Justice Minister wants fewer festivals in fight against drugs

Minister Ferdinand Grapperhaus of Justice and Security is committed to fighting drug crime in the Netherlands. And to do so, he thinks that the number of festivals held in the Netherlands should be reduced. There are too many festivals in the country, and the police can't enforce drug law at all of them, he said in an interview with the Telegraaf.

The use of hard drugs at festivals has become the order of the day in the Netherlands, according to the Minister. Under Dutch law it is allowed to have a user quantity of drugs on you at festivals, more than that and you'll go to the police station for questioning. "If we would enforce that, you would see something of it. The problem is: we have 1,100 festivals in the Netherlands. Do we have to deploy all our police on that?" Grapperhaus said to the newspaper. "I think we should be critical and say: can we handle all this?"

Grapperhaus said that drug crime in the Netherlands is worse than he expected when he first took office, calling it "mega profitable for crooks". He noticed that when he went on working visits throughout the country. "I saw that crooks simply settled in a residential area, with drug labs and storage sites and where illegal human trafficking is taking place. People from the upper world are involved, they are being blackmailed."

"Therefore, my warning to pill users and coke sniffers: realize that you are helping a huge criminal industry and that comes at the expense of ordinary people."

The government is committing to tackling these crimes. "I'm busy doing something about it. I'm reinforcing the police. This year the Public Prosecution Service will also receive extra money."

Grapperhaus said that a once-off amount of 100 million euros was made available in a so-called undermining crime fund to disrupt criminal activities, and that fund will structurally receive another 10 million euros . "But if we leave it at that, it will be very difficult", he said to the newspaper.
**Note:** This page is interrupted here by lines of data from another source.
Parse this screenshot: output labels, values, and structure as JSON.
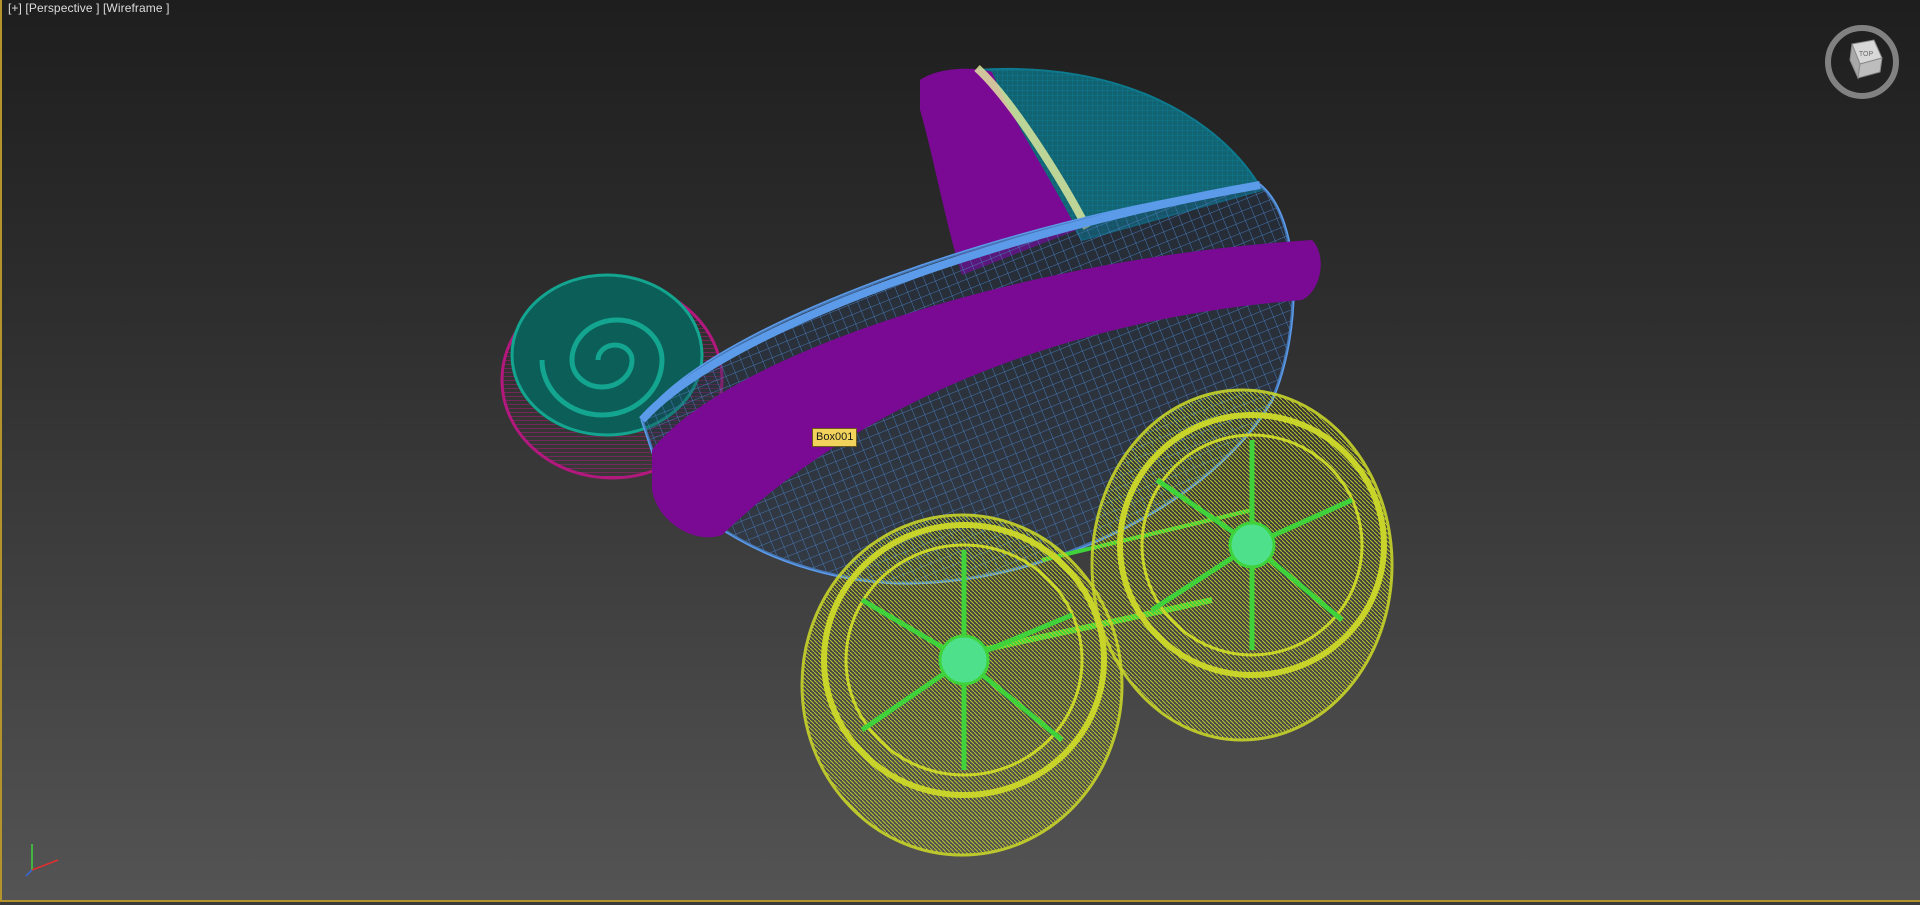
{
  "viewport": {
    "label_plus": "[+]",
    "label_view": "[Perspective ]",
    "label_mode": "[Wireframe ]"
  },
  "selection": {
    "tooltip": "Box001"
  },
  "viewcube": {
    "face_label": "TOP",
    "icon": "viewcube-icon"
  },
  "axis_tripod": {
    "icon": "axis-tripod-icon"
  },
  "colors": {
    "viewport_border": "#b3932a",
    "body_blue": "#5b9bea",
    "trim_purple": "#7a0a94",
    "hood_teal": "#0e7a8e",
    "handle_teal": "#13a58f",
    "handle_magenta": "#b3187e",
    "wheel_yellow": "#c8d42a",
    "spoke_green": "#3fd23a",
    "tooltip_bg": "#f2d35b"
  }
}
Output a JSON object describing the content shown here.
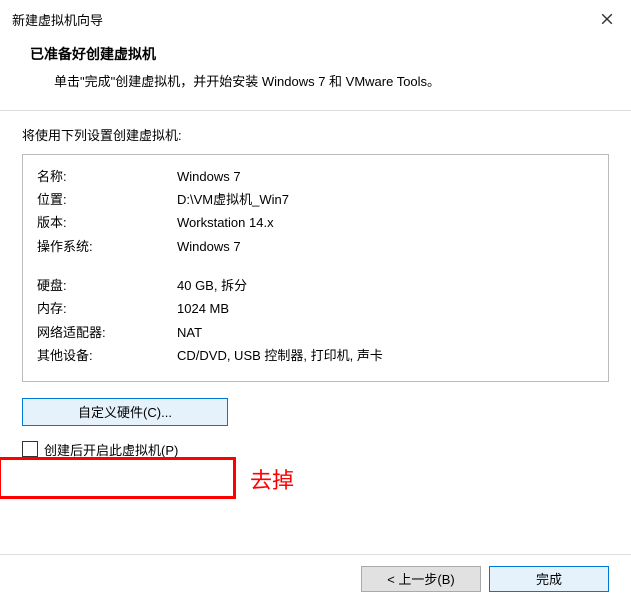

More will be needed, though he could not give an exact amount. "I find it hard to indicate how much that is. That is because we have invested that money in all kinds of projects that are meant to firmly tackle organized crime. And in the coming period we will note which are the most successful, so that you can invest more in that"